Manasseh’s sins were grave and numerous. And the Lord speaks to him and the people about this (vs 10) but they choose not to listen. An undetermined amount of time later, Manasseh is carried away to Babylon in bronze fetters (vs. 11). There, in great affliction, he humbly repents.
And how does the Lord respond? Does He tell him I told you so? Does He let him there to wallow in the consequences of his sinful choices?
Instead, our merciful God extends grace. Here’s what we read–
Now when he was in affliction, he implored the Lord his God, and humbled himself greatly before the God of his fathers, 13 and prayed to Him; and He received his entreaty, heard his supplication, and brought him back to Jerusalem into his kingdom. Then Manasseh knew that the Lord was God.
After such great evil, God would have been justified (at least according to our human sense of fairness) to just leave Manasseh to die in Babylon, a broken and contrite man. Instead, He reached out and restored him.
What great and marvelous grace and mercy! And it is still there for us today! God is the same–yesterday, today, and tomorrow. No sinner is beyond His grace, including you! If you don’t know Him, I encourage you to reach out and be restored.
2. True conversion is followed by true life change.
Manasseh does not go back to live the same life he always lived. He grabs the rope of rescue God extends and then makes changes that give the evidence that his repentance was quite genuine.
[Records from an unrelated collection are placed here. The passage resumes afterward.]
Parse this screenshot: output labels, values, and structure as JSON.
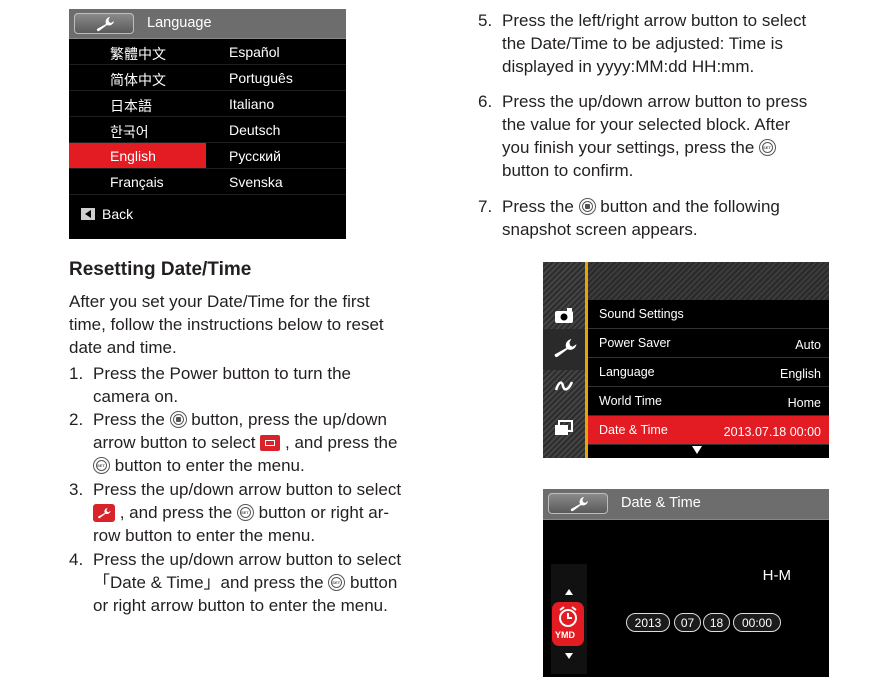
{
  "language_screen": {
    "title": "Language",
    "left_column": [
      "繁體中文",
      "简体中文",
      "日本語",
      "한국어",
      "English",
      "Français"
    ],
    "right_column": [
      "Español",
      "Português",
      "Italiano",
      "Deutsch",
      "Русский",
      "Svenska"
    ],
    "selected": "English",
    "back_label": "Back"
  },
  "section": {
    "heading": "Resetting Date/Time",
    "intro": "After you set your Date/Time for the first time, follow the instructions below to reset date and time."
  },
  "steps": [
    {
      "num": "1.",
      "lines": [
        "Press the Power button to turn the",
        "camera on."
      ]
    },
    {
      "num": "2.",
      "parts": [
        "Press the",
        "button, press the up/down",
        "arrow button to select",
        ", and press the",
        "button to enter the menu."
      ]
    },
    {
      "num": "3.",
      "parts": [
        "Press the up/down arrow button to select",
        ", and press the",
        "button or right ar-",
        "row button to enter the menu."
      ]
    },
    {
      "num": "4.",
      "parts": [
        "Press the up/down arrow button to select",
        "「Date & Time」and press the",
        "button",
        "or right arrow button to enter the menu."
      ]
    },
    {
      "num": "5.",
      "lines": [
        "Press the left/right arrow button to select",
        "the Date/Time to be adjusted: Time is",
        "displayed in yyyy:MM:dd HH:mm."
      ]
    },
    {
      "num": "6.",
      "parts": [
        "Press the up/down arrow button to press",
        "the value for your selected block. After",
        "you finish your settings, press the",
        "button to confirm."
      ]
    },
    {
      "num": "7.",
      "parts": [
        "Press the",
        "button and the following",
        "snapshot screen appears."
      ]
    }
  ],
  "menu_screen": {
    "items": [
      {
        "label": "Sound Settings",
        "value": ""
      },
      {
        "label": "Power Saver",
        "value": "Auto"
      },
      {
        "label": "Language",
        "value": "English"
      },
      {
        "label": "World Time",
        "value": "Home"
      },
      {
        "label": "Date & Time",
        "value": "2013.07.18 00:00"
      }
    ],
    "selected": "Date & Time"
  },
  "datetime_screen": {
    "title": "Date & Time",
    "format": "H-M",
    "mode_icon_label": "YMD",
    "fields": [
      "2013",
      "07",
      "18",
      "00:00"
    ]
  },
  "colors": {
    "accent_red": "#e31b23",
    "menu_gold": "#e8a400",
    "header_gray": "#6d6d6d"
  }
}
We read–
He took away the foreign gods and the idol from the house of the Lord, and all the altars that he had built in the mount of the house of the Lord and in Jerusalem; and he cast them out of the city. 16 He also repaired the altar of the Lord, sacrificed peace offerings and thank offerings on it, and commanded Judah to serve the Lord God of Israel.
True repentance always brings about change. It isn’t legalism. It just is. It is never our place to judge anyone’s salvation, but if someone claims Christ and then has gone back to their old, sinful life and stays there without a battle, without any efforts to extricate themselves, it is evidence that they may have just grabbed the convenient life rope thrown their way but weren’t serious in their repentance.
Many of the stories in the Old Testament are wild and beyond anything that is familiar to us. We can’t imagine sacrificing our children or worshiping formed idols. And yet, people are people, and within us is the same capability for horrible sin. Oh, we may not worship a golden calf, but if we aren’t worshiping the one, true God, we are worshiping something. But the good news is that, no matter where we find ourselves today, none of us is beyond God’s grace. And if we reach out and receive that grace with genuine repentance, then our lives will be transformed in a marvelous and unbelievable way. It is never too late to grab on to the rope of rescue!